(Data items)

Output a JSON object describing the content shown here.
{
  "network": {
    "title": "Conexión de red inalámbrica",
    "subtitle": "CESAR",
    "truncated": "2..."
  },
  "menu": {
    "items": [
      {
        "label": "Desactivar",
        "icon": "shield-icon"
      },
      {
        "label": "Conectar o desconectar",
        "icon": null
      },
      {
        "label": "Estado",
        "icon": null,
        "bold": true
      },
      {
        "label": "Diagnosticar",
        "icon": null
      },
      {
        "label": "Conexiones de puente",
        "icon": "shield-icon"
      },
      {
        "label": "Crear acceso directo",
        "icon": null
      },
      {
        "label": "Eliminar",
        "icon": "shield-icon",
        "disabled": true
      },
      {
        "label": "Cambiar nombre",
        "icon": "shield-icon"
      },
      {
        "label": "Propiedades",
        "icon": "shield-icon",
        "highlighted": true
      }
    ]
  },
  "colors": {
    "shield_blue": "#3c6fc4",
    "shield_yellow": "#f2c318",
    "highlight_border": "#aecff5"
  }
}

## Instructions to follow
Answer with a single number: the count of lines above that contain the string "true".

## Task response
3